Cooperative Highly Automated Driving
The research project Ko-HAF – Cooperative Highly Automated Driving – aims at the next major step towards self-driving cars: highly automated driving. A highly automated vehicle has the ability to control movement laterally and longitudinally with no permanent driver supervision. However, the driver must always be in a position to resume control within some advance warning time after being alerted.
First generation highly automated driving is intended for low to very low speeds in simple traffic situations such as congestions on motorways. It controls the vehicle autonomously based on the car's built-in sensors.
The second generation, which is the focus of Ko-HAF, will be able to deal with higher speeds on well-built traffic infrastructure, in order to improve safety, efficiency and convenience in this common use case.
A core component of the project is a layered road map, which includes both a high-accuracy model of the road environment and short-term information about current events (e.g. information displayed on variable message signs, accidents or congestions). This map represents features such as lane markings, painted symbols and traffic signs with centimetre accuracy. A "safety server" is responsible for storing and managing the map. Software for this server is being developed as part of Ko-HAF, with FORWISS as the main contributor. In the conceptual framework of collective perception, the map represents the shared memory of the vehicle fleet, allowing each vehicle to anticipate circumstances beyond its own sensor range.
In order to ensure reliable performance, the map has to be updated continuously. To achieve this, Ko-HAF is enlisting the help of the vehicle fleet. If the sensors of a vehicle detect differences between the map and the perceived reality, that information is communicated to the server via mobile radio networks. The server then combines this data with observations from other vehicles to produce an updated version of the map, which is shared back to the participating vehicles – again using mobile radio. The development of algorithms for conflating observations from a diverse fleet of vehicles offers a wide range of research avenues.

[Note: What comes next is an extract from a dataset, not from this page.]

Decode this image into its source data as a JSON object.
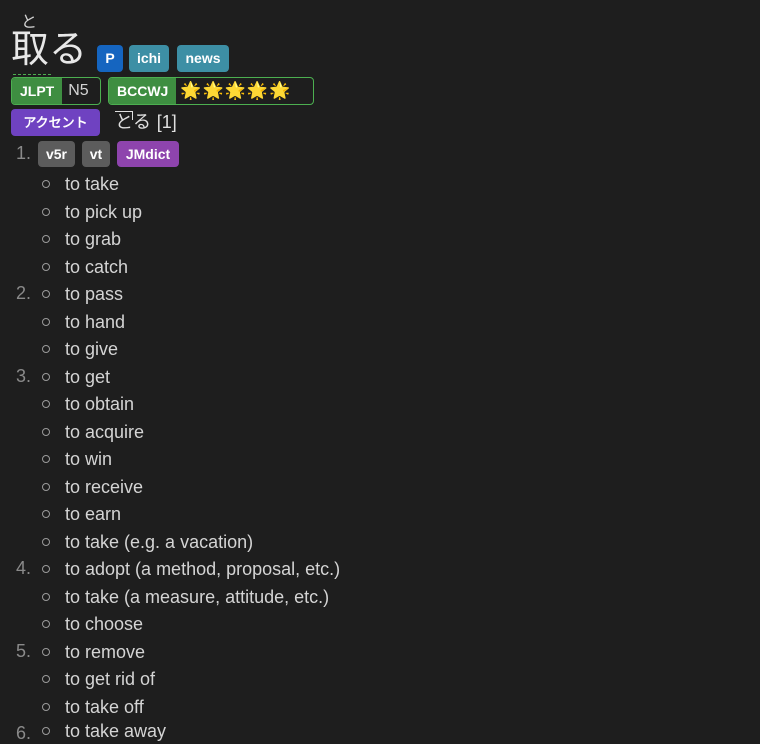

FORWISS will contribute algorithms specialized on longitudinal features, such as lane markings.
More information is available from the official project website.